**SUPPLIED MATERIAL**
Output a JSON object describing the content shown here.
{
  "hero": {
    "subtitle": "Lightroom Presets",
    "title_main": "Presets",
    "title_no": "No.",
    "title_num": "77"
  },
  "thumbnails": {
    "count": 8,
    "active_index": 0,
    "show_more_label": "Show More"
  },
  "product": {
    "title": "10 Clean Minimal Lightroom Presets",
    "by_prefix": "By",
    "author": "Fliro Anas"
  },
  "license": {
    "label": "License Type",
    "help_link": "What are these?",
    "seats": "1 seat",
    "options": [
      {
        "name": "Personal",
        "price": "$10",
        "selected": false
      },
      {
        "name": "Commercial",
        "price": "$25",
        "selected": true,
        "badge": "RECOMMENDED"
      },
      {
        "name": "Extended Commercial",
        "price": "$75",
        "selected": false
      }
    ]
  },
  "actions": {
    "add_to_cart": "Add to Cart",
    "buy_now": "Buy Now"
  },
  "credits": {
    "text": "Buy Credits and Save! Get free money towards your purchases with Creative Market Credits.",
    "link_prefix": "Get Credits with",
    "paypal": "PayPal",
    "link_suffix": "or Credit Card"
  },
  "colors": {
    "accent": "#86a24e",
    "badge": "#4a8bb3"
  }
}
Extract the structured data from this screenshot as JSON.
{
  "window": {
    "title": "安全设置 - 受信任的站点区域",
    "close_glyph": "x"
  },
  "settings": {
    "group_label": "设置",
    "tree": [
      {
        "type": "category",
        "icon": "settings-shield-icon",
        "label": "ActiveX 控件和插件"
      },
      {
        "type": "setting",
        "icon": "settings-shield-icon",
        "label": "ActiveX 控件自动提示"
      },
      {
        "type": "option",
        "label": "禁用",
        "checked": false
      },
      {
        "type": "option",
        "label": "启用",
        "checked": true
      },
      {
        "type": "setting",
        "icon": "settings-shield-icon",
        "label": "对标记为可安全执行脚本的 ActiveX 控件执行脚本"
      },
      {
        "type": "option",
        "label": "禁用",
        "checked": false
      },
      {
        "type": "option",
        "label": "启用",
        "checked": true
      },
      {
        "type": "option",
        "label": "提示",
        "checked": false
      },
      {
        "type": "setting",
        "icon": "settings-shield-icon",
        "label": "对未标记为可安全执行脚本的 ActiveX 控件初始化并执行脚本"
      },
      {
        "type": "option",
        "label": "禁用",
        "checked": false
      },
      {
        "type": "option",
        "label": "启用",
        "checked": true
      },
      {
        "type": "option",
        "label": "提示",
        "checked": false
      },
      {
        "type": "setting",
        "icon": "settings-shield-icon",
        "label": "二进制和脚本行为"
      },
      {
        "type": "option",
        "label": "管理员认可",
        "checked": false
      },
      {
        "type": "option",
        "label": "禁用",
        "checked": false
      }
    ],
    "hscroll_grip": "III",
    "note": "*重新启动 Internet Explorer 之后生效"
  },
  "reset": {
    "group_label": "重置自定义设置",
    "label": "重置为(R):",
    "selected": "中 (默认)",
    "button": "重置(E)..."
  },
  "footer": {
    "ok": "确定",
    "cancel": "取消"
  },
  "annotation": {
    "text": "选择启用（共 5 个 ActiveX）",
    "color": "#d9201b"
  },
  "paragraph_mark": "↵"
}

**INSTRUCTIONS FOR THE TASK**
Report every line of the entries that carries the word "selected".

**TASK RESPONSE**
        "selected": false
        "selected": true,
        "selected": false
    "selected": "中 (默认)",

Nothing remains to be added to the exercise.